Your instructions
Reproduce all records verbatim.

(Page and application data records)
+===+
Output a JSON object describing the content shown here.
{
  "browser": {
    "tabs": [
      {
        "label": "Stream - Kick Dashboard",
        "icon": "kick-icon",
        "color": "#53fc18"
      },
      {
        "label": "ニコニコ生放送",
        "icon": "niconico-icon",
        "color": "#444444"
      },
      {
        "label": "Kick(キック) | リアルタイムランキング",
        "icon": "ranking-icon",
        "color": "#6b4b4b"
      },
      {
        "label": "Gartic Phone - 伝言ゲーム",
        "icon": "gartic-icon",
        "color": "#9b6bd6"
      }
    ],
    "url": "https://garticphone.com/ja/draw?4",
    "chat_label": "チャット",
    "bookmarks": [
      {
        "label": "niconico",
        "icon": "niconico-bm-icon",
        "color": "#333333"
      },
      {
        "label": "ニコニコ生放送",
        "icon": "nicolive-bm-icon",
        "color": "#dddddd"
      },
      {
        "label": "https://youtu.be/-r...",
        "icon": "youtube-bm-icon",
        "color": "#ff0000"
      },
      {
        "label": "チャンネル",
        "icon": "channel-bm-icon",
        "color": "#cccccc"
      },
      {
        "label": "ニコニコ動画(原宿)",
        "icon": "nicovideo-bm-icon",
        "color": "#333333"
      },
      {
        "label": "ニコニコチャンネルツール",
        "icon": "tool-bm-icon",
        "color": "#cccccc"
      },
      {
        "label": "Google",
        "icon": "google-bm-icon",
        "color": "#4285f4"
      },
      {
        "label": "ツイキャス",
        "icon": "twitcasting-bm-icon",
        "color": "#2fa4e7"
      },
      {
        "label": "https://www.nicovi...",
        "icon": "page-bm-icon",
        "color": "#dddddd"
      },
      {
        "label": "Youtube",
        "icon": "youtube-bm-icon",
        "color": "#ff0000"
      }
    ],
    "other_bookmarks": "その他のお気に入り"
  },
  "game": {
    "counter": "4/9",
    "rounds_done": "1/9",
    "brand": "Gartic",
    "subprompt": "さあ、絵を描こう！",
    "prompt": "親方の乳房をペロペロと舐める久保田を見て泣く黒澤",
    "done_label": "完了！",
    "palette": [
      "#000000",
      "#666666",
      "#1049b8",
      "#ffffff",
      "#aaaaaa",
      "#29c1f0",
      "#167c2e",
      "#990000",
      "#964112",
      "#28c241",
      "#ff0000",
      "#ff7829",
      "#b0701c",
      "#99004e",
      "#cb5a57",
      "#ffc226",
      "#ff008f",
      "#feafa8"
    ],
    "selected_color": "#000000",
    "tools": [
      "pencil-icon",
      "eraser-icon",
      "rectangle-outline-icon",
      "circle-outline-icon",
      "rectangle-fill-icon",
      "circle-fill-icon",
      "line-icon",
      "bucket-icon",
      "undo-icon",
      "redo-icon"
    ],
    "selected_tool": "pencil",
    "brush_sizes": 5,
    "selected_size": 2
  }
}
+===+
Written solution
Output a JSON object describing the content shown here.
{
  "browser": {
    "tabs": [
      {
        "label": "Stream - Kick Dashboard",
        "icon": "kick-icon",
        "color": "#53fc18"
      },
      {
        "label": "ニコニコ生放送",
        "icon": "niconico-icon",
        "color": "#444444"
      },
      {
        "label": "Kick(キック) | リアルタイムランキング",
        "icon": "ranking-icon",
        "color": "#6b4b4b"
      },
      {
        "label": "Gartic Phone - 伝言ゲーム",
        "icon": "gartic-icon",
        "color": "#9b6bd6"
      }
    ],
    "url": "https://garticphone.com/ja/draw?4",
    "chat_label": "チャット",
    "bookmarks": [
      {
        "label": "niconico",
        "icon": "niconico-bm-icon",
        "color": "#333333"
      },
      {
        "label": "ニコニコ生放送",
        "icon": "nicolive-bm-icon",
        "color": "#dddddd"
      },
      {
        "label": "https://youtu.be/-r...",
        "icon": "youtube-bm-icon",
        "color": "#ff0000"
      },
      {
        "label": "チャンネル",
        "icon": "channel-bm-icon",
        "color": "#cccccc"
      },
      {
        "label": "ニコニコ動画(原宿)",
        "icon": "nicovideo-bm-icon",
        "color": "#333333"
      },
      {
        "label": "ニコニコチャンネルツール",
        "icon": "tool-bm-icon",
        "color": "#cccccc"
      },
      {
        "label": "Google",
        "icon": "google-bm-icon",
        "color": "#4285f4"
      },
      {
        "label": "ツイキャス",
        "icon": "twitcasting-bm-icon",
        "color": "#2fa4e7"
      },
      {
        "label": "https://www.nicovi...",
        "icon": "page-bm-icon",
        "color": "#dddddd"
      },
      {
        "label": "Youtube",
        "icon": "youtube-bm-icon",
        "color": "#ff0000"
      }
    ],
    "other_bookmarks": "その他のお気に入り"
  },
  "game": {
    "counter": "4/9",
    "rounds_done": "1/9",
    "brand": "Gartic",
    "subprompt": "さあ、絵を描こう！",
    "prompt": "親方の乳房をペロペロと舐める久保田を見て泣く黒澤",
    "done_label": "完了！",
    "palette": [
      "#000000",
      "#666666",
      "#1049b8",
      "#ffffff",
      "#aaaaaa",
      "#29c1f0",
      "#167c2e",
      "#990000",
      "#964112",
      "#28c241",
      "#ff0000",
      "#ff7829",
      "#b0701c",
      "#99004e",
      "#cb5a57",
      "#ffc226",
      "#ff008f",
      "#feafa8"
    ],
    "selected_color": "#000000",
    "tools": [
      "pencil-icon",
      "eraser-icon",
      "rectangle-outline-icon",
      "circle-outline-icon",
      "rectangle-fill-icon",
      "circle-fill-icon",
      "line-icon",
      "bucket-icon",
      "undo-icon",
      "redo-icon"
    ],
    "selected_tool": "pencil",
    "brush_sizes": 5,
    "selected_size": 2
  }
}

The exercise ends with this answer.